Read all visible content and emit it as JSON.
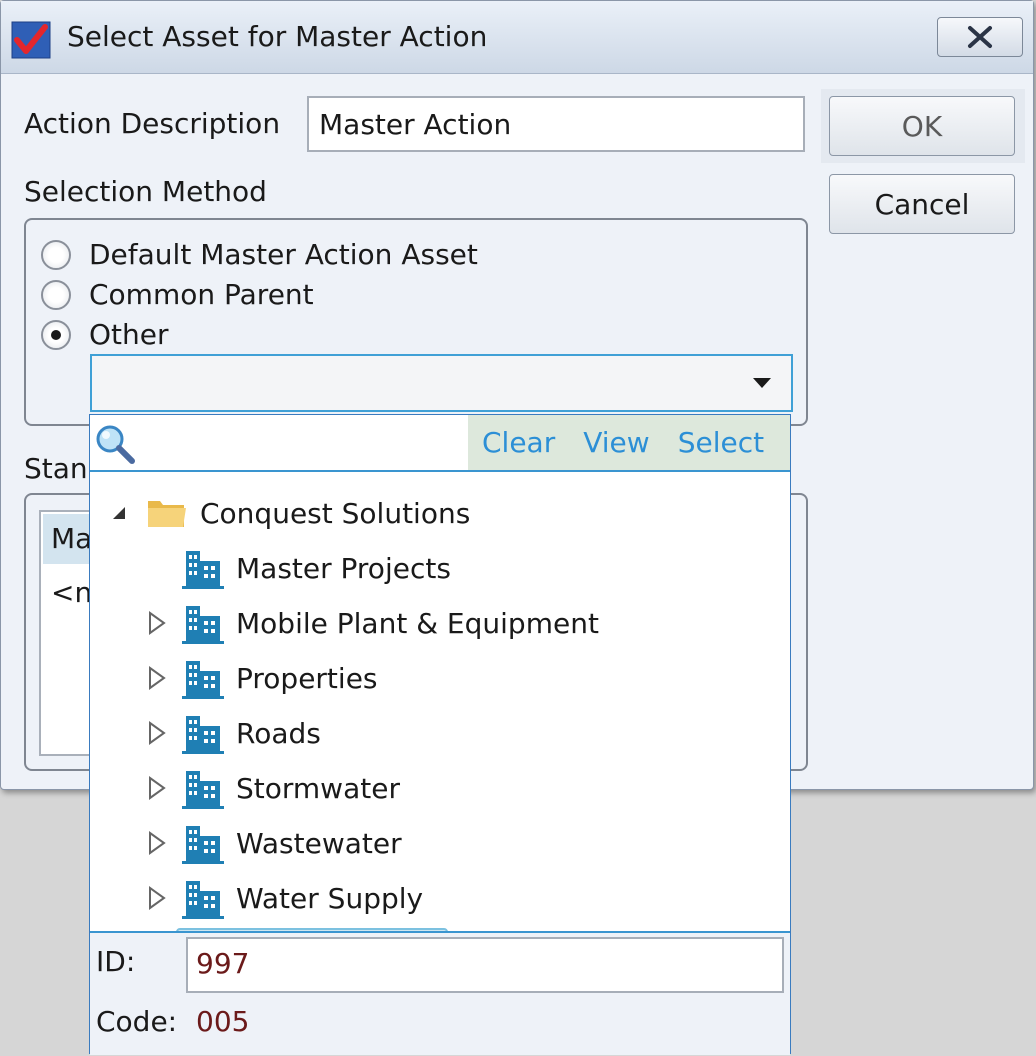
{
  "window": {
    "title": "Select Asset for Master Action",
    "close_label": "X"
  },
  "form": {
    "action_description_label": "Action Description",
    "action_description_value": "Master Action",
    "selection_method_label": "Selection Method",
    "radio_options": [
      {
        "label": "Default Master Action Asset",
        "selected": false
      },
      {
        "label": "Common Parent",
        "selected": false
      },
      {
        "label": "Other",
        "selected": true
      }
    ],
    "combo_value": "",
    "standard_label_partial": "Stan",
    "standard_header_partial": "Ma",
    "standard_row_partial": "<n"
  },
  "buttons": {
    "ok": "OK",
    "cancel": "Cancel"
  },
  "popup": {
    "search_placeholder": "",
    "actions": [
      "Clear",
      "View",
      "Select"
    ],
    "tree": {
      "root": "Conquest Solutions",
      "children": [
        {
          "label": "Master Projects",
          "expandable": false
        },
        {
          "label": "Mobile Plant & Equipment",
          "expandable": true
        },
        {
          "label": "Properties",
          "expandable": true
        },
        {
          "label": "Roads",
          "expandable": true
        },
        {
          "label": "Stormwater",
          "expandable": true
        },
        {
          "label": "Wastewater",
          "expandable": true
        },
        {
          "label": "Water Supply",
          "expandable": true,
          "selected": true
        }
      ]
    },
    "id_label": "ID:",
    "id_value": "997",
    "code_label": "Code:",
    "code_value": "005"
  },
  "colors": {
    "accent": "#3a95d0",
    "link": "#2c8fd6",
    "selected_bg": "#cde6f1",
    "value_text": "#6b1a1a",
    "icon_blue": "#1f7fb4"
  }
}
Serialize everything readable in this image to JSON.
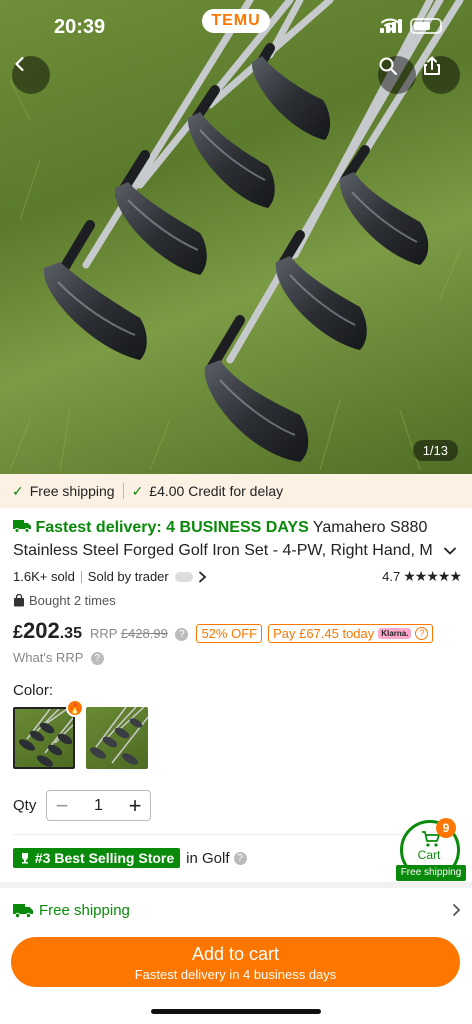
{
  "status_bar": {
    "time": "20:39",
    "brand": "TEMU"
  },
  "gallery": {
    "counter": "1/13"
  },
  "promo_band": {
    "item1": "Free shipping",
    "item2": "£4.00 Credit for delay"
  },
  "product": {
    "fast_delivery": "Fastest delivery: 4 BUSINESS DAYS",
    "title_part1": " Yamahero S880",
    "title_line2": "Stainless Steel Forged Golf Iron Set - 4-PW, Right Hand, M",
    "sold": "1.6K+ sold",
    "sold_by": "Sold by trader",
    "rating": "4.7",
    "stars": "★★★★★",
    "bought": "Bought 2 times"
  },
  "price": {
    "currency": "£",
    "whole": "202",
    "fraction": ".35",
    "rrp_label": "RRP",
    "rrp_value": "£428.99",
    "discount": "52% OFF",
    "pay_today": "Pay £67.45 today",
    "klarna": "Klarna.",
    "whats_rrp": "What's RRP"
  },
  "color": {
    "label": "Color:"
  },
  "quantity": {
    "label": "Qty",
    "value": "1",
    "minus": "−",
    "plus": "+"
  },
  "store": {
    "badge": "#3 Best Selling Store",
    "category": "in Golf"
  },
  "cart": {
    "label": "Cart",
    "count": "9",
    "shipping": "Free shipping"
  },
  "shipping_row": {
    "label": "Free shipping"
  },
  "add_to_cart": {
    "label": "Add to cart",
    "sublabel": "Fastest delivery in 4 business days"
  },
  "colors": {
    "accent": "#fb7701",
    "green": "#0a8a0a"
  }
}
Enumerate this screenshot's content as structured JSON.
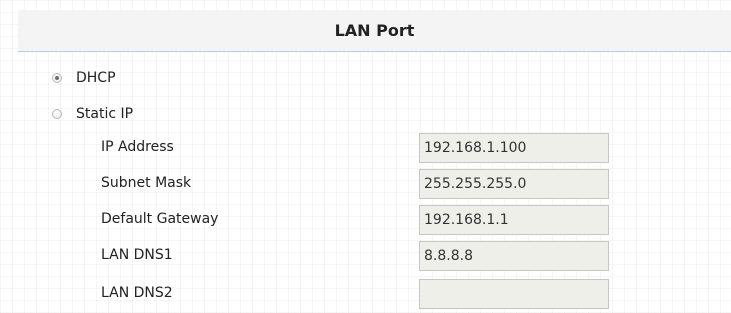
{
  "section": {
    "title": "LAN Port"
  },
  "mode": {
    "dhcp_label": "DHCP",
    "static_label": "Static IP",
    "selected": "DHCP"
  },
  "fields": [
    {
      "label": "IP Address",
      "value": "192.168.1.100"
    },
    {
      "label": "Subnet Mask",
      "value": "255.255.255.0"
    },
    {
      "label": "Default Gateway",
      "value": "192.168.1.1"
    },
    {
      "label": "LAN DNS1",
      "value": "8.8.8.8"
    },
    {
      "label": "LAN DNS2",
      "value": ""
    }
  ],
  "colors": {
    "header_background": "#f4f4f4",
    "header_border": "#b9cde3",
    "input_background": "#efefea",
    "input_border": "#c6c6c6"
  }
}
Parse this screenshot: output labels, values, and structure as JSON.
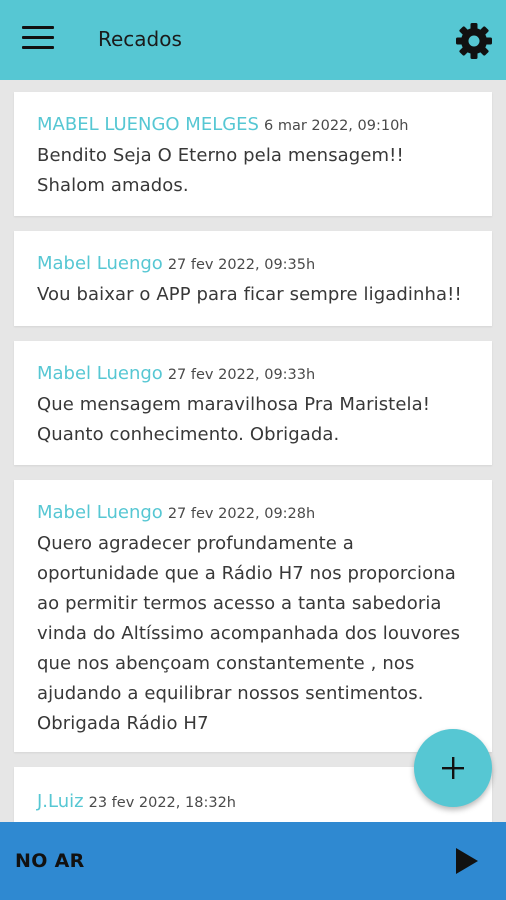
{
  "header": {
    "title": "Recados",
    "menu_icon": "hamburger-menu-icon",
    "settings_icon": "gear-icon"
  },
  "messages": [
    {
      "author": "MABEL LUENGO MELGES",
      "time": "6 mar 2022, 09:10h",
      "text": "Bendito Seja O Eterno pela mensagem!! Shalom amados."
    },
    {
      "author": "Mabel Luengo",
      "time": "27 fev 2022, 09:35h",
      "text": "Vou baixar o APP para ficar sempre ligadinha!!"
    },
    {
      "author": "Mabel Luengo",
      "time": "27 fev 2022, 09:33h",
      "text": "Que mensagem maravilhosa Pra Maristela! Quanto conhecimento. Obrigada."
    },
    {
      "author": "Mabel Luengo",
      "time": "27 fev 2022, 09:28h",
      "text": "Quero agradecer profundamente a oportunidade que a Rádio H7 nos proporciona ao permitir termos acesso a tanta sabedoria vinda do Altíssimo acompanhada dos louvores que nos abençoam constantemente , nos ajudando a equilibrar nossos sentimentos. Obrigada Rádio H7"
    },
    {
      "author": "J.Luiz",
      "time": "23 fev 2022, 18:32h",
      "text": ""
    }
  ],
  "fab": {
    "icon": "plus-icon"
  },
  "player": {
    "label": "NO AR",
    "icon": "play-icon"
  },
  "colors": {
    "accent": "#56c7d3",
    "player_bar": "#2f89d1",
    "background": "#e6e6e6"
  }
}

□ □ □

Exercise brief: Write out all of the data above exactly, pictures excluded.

Reply:
Read all visible content and emit it as JSON.
{
  "window": {
    "title": "Select Asset for Master Action",
    "close_label": "X"
  },
  "form": {
    "action_description_label": "Action Description",
    "action_description_value": "Master Action",
    "selection_method_label": "Selection Method",
    "radio_options": [
      {
        "label": "Default Master Action Asset",
        "selected": false
      },
      {
        "label": "Common Parent",
        "selected": false
      },
      {
        "label": "Other",
        "selected": true
      }
    ],
    "combo_value": "",
    "standard_label_partial": "Stan",
    "standard_header_partial": "Ma",
    "standard_row_partial": "<n"
  },
  "buttons": {
    "ok": "OK",
    "cancel": "Cancel"
  },
  "popup": {
    "search_placeholder": "",
    "actions": [
      "Clear",
      "View",
      "Select"
    ],
    "tree": {
      "root": "Conquest Solutions",
      "children": [
        {
          "label": "Master Projects",
          "expandable": false
        },
        {
          "label": "Mobile Plant & Equipment",
          "expandable": true
        },
        {
          "label": "Properties",
          "expandable": true
        },
        {
          "label": "Roads",
          "expandable": true
        },
        {
          "label": "Stormwater",
          "expandable": true
        },
        {
          "label": "Wastewater",
          "expandable": true
        },
        {
          "label": "Water Supply",
          "expandable": true,
          "selected": true
        }
      ]
    },
    "id_label": "ID:",
    "id_value": "997",
    "code_label": "Code:",
    "code_value": "005"
  },
  "colors": {
    "accent": "#3a95d0",
    "link": "#2c8fd6",
    "selected_bg": "#cde6f1",
    "value_text": "#6b1a1a",
    "icon_blue": "#1f7fb4"
  }
}
Serialize everything readable in this image to JSON.
{
  "status_bar": {
    "time": "20:39",
    "brand": "TEMU"
  },
  "gallery": {
    "counter": "1/13"
  },
  "promo_band": {
    "item1": "Free shipping",
    "item2": "£4.00 Credit for delay"
  },
  "product": {
    "fast_delivery": "Fastest delivery: 4 BUSINESS DAYS",
    "title_part1": " Yamahero S880",
    "title_line2": "Stainless Steel Forged Golf Iron Set - 4-PW, Right Hand, M",
    "sold": "1.6K+ sold",
    "sold_by": "Sold by trader",
    "rating": "4.7",
    "stars": "★★★★★",
    "bought": "Bought 2 times"
  },
  "price": {
    "currency": "£",
    "whole": "202",
    "fraction": ".35",
    "rrp_label": "RRP",
    "rrp_value": "£428.99",
    "discount": "52% OFF",
    "pay_today": "Pay £67.45 today",
    "klarna": "Klarna.",
    "whats_rrp": "What's RRP"
  },
  "color": {
    "label": "Color:"
  },
  "quantity": {
    "label": "Qty",
    "value": "1",
    "minus": "−",
    "plus": "+"
  },
  "store": {
    "badge": "#3 Best Selling Store",
    "category": "in Golf"
  },
  "cart": {
    "label": "Cart",
    "count": "9",
    "shipping": "Free shipping"
  },
  "shipping_row": {
    "label": "Free shipping"
  },
  "add_to_cart": {
    "label": "Add to cart",
    "sublabel": "Fastest delivery in 4 business days"
  },
  "colors": {
    "accent": "#fb7701",
    "green": "#0a8a0a"
  }
}
Enumerate this screenshot's content as structured JSON.
{
  "section": {
    "title": "LAN Port"
  },
  "mode": {
    "dhcp_label": "DHCP",
    "static_label": "Static IP",
    "selected": "DHCP"
  },
  "fields": [
    {
      "label": "IP Address",
      "value": "192.168.1.100"
    },
    {
      "label": "Subnet Mask",
      "value": "255.255.255.0"
    },
    {
      "label": "Default Gateway",
      "value": "192.168.1.1"
    },
    {
      "label": "LAN DNS1",
      "value": "8.8.8.8"
    },
    {
      "label": "LAN DNS2",
      "value": ""
    }
  ],
  "colors": {
    "header_background": "#f4f4f4",
    "header_border": "#b9cde3",
    "input_background": "#efefea",
    "input_border": "#c6c6c6"
  }
}
Parse this screenshot: output labels, values, and structure as JSON.
{
  "header": {
    "title": "Recados",
    "menu_icon": "hamburger-menu-icon",
    "settings_icon": "gear-icon"
  },
  "messages": [
    {
      "author": "MABEL LUENGO MELGES",
      "time": "6 mar 2022, 09:10h",
      "text": "Bendito Seja O Eterno pela mensagem!! Shalom amados."
    },
    {
      "author": "Mabel Luengo",
      "time": "27 fev 2022, 09:35h",
      "text": "Vou baixar o APP para ficar sempre ligadinha!!"
    },
    {
      "author": "Mabel Luengo",
      "time": "27 fev 2022, 09:33h",
      "text": "Que mensagem maravilhosa Pra Maristela! Quanto conhecimento. Obrigada."
    },
    {
      "author": "Mabel Luengo",
      "time": "27 fev 2022, 09:28h",
      "text": "Quero agradecer profundamente a oportunidade que a Rádio H7 nos proporciona ao permitir termos acesso a tanta sabedoria vinda do Altíssimo acompanhada dos louvores que nos abençoam constantemente , nos ajudando a equilibrar nossos sentimentos. Obrigada Rádio H7"
    },
    {
      "author": "J.Luiz",
      "time": "23 fev 2022, 18:32h",
      "text": ""
    }
  ],
  "fab": {
    "icon": "plus-icon"
  },
  "player": {
    "label": "NO AR",
    "icon": "play-icon"
  },
  "colors": {
    "accent": "#56c7d3",
    "player_bar": "#2f89d1",
    "background": "#e6e6e6"
  }
}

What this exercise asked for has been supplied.